§ Activity
Each line of the listing below must be retyped as given.

——

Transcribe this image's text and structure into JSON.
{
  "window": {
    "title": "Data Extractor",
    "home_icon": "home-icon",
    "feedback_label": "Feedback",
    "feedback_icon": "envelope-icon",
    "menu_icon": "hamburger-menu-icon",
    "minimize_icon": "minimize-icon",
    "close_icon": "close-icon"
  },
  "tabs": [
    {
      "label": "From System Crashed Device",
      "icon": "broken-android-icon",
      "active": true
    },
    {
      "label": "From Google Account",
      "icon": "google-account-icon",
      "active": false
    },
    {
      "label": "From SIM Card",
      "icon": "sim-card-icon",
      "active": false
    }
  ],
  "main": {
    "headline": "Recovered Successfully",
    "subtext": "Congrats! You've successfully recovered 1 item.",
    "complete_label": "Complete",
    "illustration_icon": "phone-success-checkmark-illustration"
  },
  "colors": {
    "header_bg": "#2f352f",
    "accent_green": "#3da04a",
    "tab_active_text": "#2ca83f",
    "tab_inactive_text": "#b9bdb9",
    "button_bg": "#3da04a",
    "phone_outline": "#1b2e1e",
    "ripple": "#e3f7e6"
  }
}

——

§ Solution
Transcribe this image's text and structure into JSON.
{
  "window": {
    "title": "Data Extractor",
    "home_icon": "home-icon",
    "feedback_label": "Feedback",
    "feedback_icon": "envelope-icon",
    "menu_icon": "hamburger-menu-icon",
    "minimize_icon": "minimize-icon",
    "close_icon": "close-icon"
  },
  "tabs": [
    {
      "label": "From System Crashed Device",
      "icon": "broken-android-icon",
      "active": true
    },
    {
      "label": "From Google Account",
      "icon": "google-account-icon",
      "active": false
    },
    {
      "label": "From SIM Card",
      "icon": "sim-card-icon",
      "active": false
    }
  ],
  "main": {
    "headline": "Recovered Successfully",
    "subtext": "Congrats! You've successfully recovered 1 item.",
    "complete_label": "Complete",
    "illustration_icon": "phone-success-checkmark-illustration"
  },
  "colors": {
    "header_bg": "#2f352f",
    "accent_green": "#3da04a",
    "tab_active_text": "#2ca83f",
    "tab_inactive_text": "#b9bdb9",
    "button_bg": "#3da04a",
    "phone_outline": "#1b2e1e",
    "ripple": "#e3f7e6"
  }
}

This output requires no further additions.